→ YOUR OBJECTIVE:
Among the lines below, which ones contain the word "name"? Copy every such line.

→ RECORDS PROVIDED:
[Start of Attachment]

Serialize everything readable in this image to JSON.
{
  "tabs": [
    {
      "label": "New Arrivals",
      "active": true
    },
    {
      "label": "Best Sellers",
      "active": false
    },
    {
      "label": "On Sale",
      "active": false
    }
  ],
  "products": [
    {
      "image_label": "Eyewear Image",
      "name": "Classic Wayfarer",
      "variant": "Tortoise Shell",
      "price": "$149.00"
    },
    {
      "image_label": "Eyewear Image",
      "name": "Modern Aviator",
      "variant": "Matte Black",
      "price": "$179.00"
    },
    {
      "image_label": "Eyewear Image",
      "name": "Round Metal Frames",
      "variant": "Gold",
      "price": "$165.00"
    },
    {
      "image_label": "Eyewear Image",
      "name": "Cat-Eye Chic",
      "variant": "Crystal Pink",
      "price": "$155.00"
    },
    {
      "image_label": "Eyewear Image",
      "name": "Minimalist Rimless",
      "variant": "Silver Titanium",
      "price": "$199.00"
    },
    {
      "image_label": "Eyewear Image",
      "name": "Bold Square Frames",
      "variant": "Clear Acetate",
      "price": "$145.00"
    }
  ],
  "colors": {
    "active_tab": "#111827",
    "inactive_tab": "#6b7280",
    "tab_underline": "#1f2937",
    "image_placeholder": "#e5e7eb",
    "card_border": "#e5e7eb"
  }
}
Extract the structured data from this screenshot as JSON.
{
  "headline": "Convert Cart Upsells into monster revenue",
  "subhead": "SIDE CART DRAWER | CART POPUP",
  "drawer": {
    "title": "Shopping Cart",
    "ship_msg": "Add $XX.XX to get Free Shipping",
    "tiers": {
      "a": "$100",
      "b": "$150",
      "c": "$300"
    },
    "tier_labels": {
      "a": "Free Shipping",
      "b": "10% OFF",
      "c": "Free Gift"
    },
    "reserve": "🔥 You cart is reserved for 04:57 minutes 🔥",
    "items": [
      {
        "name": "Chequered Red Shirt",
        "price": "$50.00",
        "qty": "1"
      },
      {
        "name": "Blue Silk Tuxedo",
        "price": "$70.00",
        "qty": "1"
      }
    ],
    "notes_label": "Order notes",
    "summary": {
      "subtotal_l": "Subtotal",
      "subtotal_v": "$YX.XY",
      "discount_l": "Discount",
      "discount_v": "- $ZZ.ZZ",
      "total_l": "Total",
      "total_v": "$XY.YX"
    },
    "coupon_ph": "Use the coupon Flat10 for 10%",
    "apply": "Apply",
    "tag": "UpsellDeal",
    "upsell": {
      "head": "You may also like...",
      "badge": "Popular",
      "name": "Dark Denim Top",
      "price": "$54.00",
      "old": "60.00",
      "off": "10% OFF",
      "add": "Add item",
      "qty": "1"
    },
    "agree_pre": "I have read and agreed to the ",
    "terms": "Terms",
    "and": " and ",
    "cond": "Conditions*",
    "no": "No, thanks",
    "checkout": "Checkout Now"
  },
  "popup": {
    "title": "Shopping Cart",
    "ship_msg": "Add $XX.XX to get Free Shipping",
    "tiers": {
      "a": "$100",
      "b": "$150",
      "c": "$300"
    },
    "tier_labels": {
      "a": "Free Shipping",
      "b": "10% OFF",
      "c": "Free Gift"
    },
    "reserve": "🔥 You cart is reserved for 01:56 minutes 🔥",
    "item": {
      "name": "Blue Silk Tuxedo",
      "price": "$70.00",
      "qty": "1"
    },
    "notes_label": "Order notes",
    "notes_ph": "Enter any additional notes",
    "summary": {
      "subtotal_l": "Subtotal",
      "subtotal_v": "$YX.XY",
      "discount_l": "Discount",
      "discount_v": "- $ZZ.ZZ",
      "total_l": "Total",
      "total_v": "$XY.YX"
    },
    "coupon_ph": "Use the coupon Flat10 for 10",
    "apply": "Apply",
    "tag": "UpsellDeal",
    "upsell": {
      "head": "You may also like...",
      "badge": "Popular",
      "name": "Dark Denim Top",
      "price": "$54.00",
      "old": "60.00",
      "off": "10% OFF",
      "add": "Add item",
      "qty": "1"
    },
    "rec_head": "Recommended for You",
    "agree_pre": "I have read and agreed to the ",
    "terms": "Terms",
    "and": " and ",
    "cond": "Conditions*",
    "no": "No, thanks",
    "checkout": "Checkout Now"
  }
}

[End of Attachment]

→ TASK OUTPUT:
      "name": "Classic Wayfarer",
      "name": "Modern Aviator",
      "name": "Round Metal Frames",
      "name": "Cat-Eye Chic",
      "name": "Minimalist Rimless",
      "name": "Bold Square Frames",
        "name": "Chequered Red Shirt",
        "name": "Blue Silk Tuxedo",
      "name": "Dark Denim Top",
      "name": "Blue Silk Tuxedo",
      "name": "Dark Denim Top",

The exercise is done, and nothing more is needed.